In the Bible the two great attributes of God are justice and mercy. While on the surface they may seem to be opposites, they exist in a creative tension, in which God’s mercy generally wins out. The Scripture readings for the Fourth Sunday of Lent remind us that God is indeed rich in mercy.
The Old Testament passage from the end of 2 Chronicles (which is also the end of the Jewish Bible) describes the lowest point in ancient Israel’s covenant relationship with God. The text concerns the events leading up to the destruction of Jerusalem and its temple in 587 B.C. by the Babylonians. Along with many other Old Testament writers, the Chronicler traced the destruction and subsequent exile to Israel’s sinfulness, especially its fascination with foreign cults and its failure to worship properly the God of Israel. Thus the destruction of Jerusalem and its temple were in accord with God’s justice.
Nevertheless, Israel’s covenant relationship with God did not end in sin and destruction. Although God had every right to terminate the relationship, God was not willing to do so. Even though ancient Israel was unfaithful to the covenant, its God remained faithful to his people and to his covenant with them. Instead, God offered a new beginning to his people through the agency of Cyrus, the Persian king who defeated the Babylonians and took over their empire around 539 B.C. In accord with his own enlightened imperial policy, Cyrus allowed Judah’s political and religious leaders to return from exile, refound Jerusalem and rebuild the temple. The Hebrew text of the Old Testament ends with Cyrus’s offer that anyone in Babylon who belongs to God’s people may go up to Jerusalem. God’s mercy has trumped God’s justice.
In the context of Johannine theology, God’s sending of his Son, Jesus, in order to save the world and give us the possibility of eternal life is the greatest proof of God’s covenant fidelity and mercy. While “the world” is often portrayed by John’s Gospel in opposition to God and Jesus, today’s selection from John 3 insists that rather than simply condemning the world, God has taken the extreme measure of giving to us and to the world his own Son in the hope of saving the world. Once more God’s mercy trumps God’s justice.
The role of Jesus in this climactic display of God’s covenant love is expressed with the help of three titles. In being lifted up on the cross, Jesus, the Son of Man, is exalted and glorified so that all who believe in him may have eternal life. In giving over Jesus, the Son of God, to suffering and death, God showed his love for humankind and his desire that all of us might be saved through him. In offering to us Jesus as the light for the world, God makes it possible for us to know who God is and what God wants from us. Despite the love of so many for the darkness, God has sent Jesus as “the light that shines in the darkness, and the darkness has not overcome it” (John 1:5). Despite its sinfulness and waywardness, God still loves the world and wants the best for it through his Son. Even though the world had been unfaithful to God, God remained faithful to the world.

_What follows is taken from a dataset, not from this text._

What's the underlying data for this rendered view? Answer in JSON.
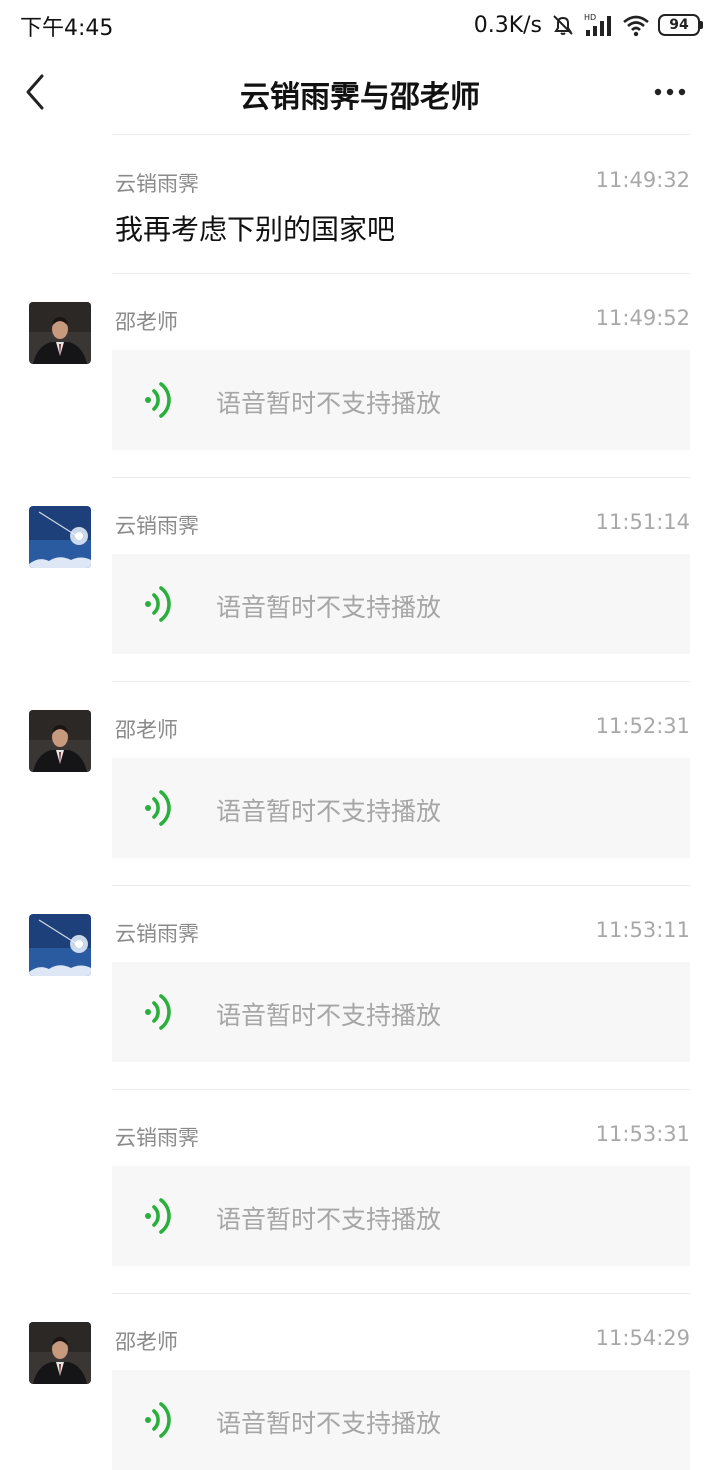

The word love is part of the covenant vocabulary. It refers to fidelity within the covenant relationship. According to the reading from the letter to the Ephesians, God, “who is rich in mercy,” has shown his love for us not only in the suffering and death of Jesus but also (and especially) in his resurrection. Just as Jesus was raised from the dead to enjoy eternal life with his heavenly Father, we too have been given the opportunity to share in his eternal life through the mercy of God. This opportunity is a gift from God, and we gain access to it through faith: “For by grace you have been saved through faith.”
The proper response to God’s merciful love is good works. Paul is sometimes caricatured as opposing faith and works. But for Paul faith and works go together. Paul’s view is that if we grasp who we have become through the paschal mystery, then we will naturally and eagerly want to do what is good and right. Today’s Pauline text reminds us that as God’s handiwork we are created for good works. The one who is rich in mercy, who does not treat us as strictly and harshly as we may deserve according to the criteria of justice, desires only our love in return and our works of mercy toward those in need.